# [What you need to do]
Report how many lines below contain the word "JSON", and give only that number.

# [Supplied records]

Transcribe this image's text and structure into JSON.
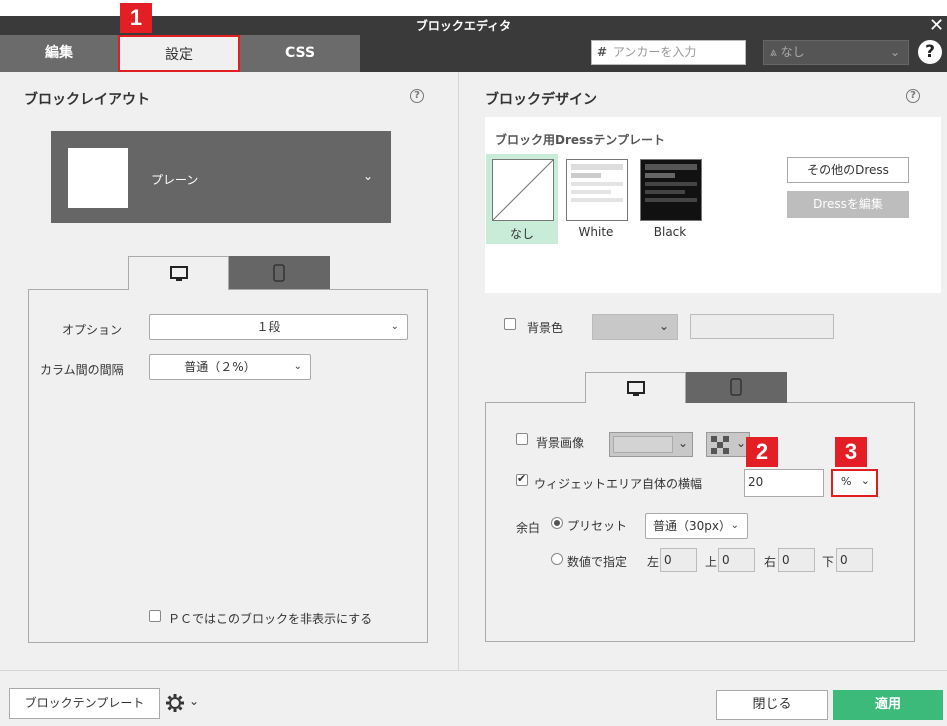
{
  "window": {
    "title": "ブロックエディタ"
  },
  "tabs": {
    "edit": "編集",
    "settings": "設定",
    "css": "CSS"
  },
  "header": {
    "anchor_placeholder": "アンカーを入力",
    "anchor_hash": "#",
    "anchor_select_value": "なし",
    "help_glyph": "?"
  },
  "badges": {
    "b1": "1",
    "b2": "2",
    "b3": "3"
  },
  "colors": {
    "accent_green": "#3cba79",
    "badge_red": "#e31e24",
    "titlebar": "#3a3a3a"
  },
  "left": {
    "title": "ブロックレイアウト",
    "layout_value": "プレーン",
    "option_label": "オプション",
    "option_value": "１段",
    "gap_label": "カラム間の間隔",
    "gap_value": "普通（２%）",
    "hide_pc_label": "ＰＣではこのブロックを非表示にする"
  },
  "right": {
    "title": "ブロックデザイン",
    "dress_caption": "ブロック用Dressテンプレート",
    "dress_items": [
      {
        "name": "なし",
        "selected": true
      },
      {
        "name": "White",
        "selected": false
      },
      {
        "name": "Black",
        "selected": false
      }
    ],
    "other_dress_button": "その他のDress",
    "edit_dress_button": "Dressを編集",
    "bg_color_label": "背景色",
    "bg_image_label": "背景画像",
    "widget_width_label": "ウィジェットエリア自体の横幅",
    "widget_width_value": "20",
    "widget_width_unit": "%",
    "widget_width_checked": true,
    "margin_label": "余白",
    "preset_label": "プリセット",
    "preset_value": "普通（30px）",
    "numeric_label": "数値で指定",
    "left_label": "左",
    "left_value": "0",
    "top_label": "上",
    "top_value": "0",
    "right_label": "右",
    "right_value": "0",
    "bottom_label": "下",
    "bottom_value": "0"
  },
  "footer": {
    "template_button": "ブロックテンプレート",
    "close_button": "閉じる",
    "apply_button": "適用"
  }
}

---

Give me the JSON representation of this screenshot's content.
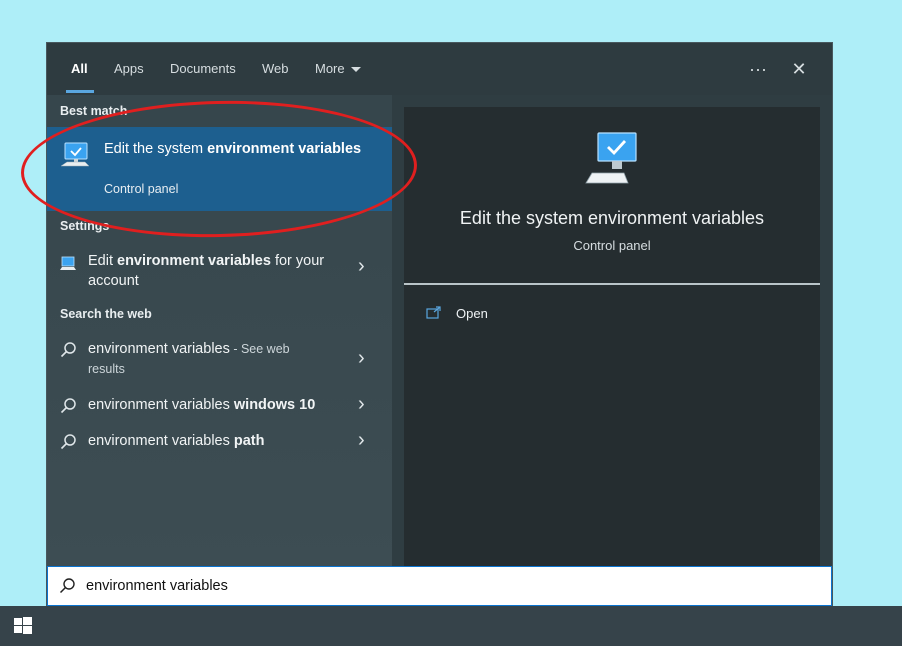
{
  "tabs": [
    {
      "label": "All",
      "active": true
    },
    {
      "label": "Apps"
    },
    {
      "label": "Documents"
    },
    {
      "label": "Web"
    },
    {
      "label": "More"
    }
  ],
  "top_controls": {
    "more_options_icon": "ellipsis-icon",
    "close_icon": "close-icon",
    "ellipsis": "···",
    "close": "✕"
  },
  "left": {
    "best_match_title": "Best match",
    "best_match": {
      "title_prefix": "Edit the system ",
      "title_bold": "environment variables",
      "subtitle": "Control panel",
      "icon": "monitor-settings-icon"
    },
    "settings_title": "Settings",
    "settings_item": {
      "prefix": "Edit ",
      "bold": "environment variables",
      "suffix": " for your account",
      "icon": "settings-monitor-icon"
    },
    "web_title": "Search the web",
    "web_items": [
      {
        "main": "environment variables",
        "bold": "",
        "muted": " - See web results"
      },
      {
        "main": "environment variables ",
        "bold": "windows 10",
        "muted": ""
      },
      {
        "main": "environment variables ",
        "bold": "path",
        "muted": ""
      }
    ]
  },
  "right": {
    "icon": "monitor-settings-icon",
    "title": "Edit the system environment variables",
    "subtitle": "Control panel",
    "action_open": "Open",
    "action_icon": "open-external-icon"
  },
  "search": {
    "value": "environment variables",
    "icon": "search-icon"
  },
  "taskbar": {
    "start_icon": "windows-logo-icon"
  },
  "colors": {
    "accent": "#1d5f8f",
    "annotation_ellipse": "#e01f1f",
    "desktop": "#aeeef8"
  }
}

# [Written solution]
2